Copy out the records in full, word for word, without pictures.

Segment Open

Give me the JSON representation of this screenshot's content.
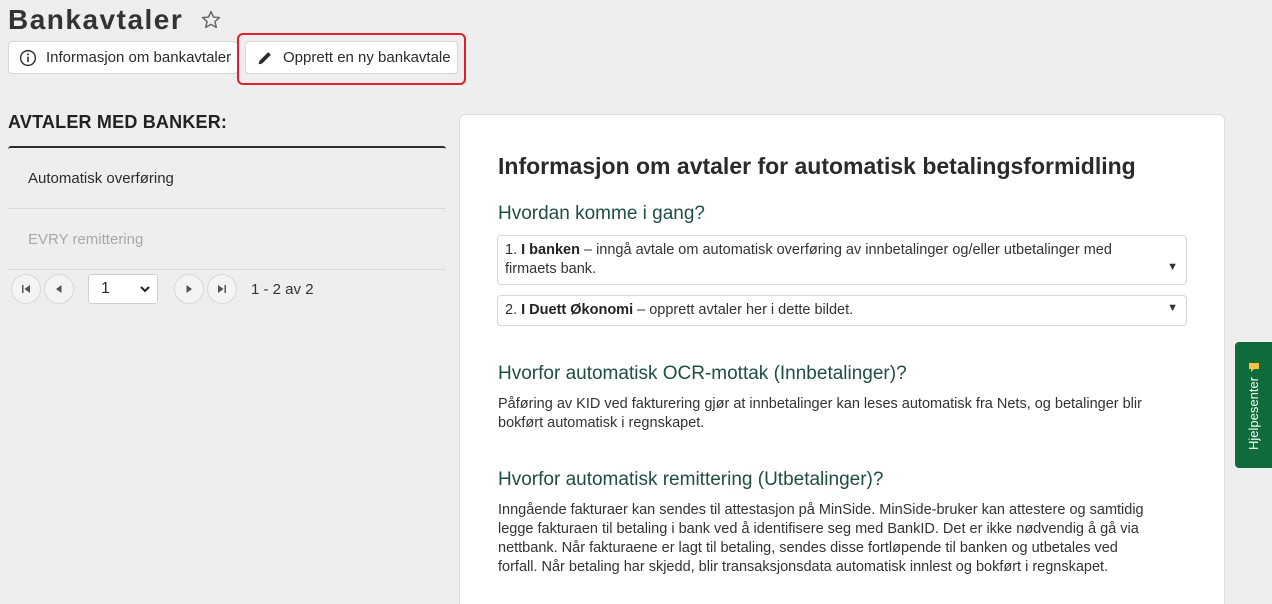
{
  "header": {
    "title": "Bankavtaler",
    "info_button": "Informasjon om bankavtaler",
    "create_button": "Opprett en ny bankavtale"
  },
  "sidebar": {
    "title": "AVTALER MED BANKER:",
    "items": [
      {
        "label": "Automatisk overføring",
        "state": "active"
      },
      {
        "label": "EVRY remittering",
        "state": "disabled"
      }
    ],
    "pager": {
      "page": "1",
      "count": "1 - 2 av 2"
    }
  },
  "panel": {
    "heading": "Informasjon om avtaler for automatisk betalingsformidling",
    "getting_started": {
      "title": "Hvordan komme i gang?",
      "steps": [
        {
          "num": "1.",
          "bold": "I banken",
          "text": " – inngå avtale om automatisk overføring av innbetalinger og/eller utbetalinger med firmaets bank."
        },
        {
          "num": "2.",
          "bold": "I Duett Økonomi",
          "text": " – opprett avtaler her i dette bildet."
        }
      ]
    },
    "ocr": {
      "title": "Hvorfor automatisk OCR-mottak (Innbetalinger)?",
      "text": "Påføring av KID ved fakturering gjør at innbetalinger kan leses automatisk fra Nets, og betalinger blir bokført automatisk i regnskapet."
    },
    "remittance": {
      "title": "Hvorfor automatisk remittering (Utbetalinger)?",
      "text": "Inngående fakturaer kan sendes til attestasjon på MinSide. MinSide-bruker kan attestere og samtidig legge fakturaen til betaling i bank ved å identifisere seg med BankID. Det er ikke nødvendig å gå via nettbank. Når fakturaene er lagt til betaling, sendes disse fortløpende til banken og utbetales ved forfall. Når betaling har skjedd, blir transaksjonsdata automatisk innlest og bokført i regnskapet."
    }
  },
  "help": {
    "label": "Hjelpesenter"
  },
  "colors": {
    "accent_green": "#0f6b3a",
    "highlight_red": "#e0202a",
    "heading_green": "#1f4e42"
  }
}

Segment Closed

Problem solution:
Give me the JSON representation of this screenshot's content.
{
  "header": {
    "title": "Bankavtaler",
    "info_button": "Informasjon om bankavtaler",
    "create_button": "Opprett en ny bankavtale"
  },
  "sidebar": {
    "title": "AVTALER MED BANKER:",
    "items": [
      {
        "label": "Automatisk overføring",
        "state": "active"
      },
      {
        "label": "EVRY remittering",
        "state": "disabled"
      }
    ],
    "pager": {
      "page": "1",
      "count": "1 - 2 av 2"
    }
  },
  "panel": {
    "heading": "Informasjon om avtaler for automatisk betalingsformidling",
    "getting_started": {
      "title": "Hvordan komme i gang?",
      "steps": [
        {
          "num": "1.",
          "bold": "I banken",
          "text": " – inngå avtale om automatisk overføring av innbetalinger og/eller utbetalinger med firmaets bank."
        },
        {
          "num": "2.",
          "bold": "I Duett Økonomi",
          "text": " – opprett avtaler her i dette bildet."
        }
      ]
    },
    "ocr": {
      "title": "Hvorfor automatisk OCR-mottak (Innbetalinger)?",
      "text": "Påføring av KID ved fakturering gjør at innbetalinger kan leses automatisk fra Nets, og betalinger blir bokført automatisk i regnskapet."
    },
    "remittance": {
      "title": "Hvorfor automatisk remittering (Utbetalinger)?",
      "text": "Inngående fakturaer kan sendes til attestasjon på MinSide. MinSide-bruker kan attestere og samtidig legge fakturaen til betaling i bank ved å identifisere seg med BankID. Det er ikke nødvendig å gå via nettbank. Når fakturaene er lagt til betaling, sendes disse fortløpende til banken og utbetales ved forfall. Når betaling har skjedd, blir transaksjonsdata automatisk innlest og bokført i regnskapet."
    }
  },
  "help": {
    "label": "Hjelpesenter"
  },
  "colors": {
    "accent_green": "#0f6b3a",
    "highlight_red": "#e0202a",
    "heading_green": "#1f4e42"
  }
}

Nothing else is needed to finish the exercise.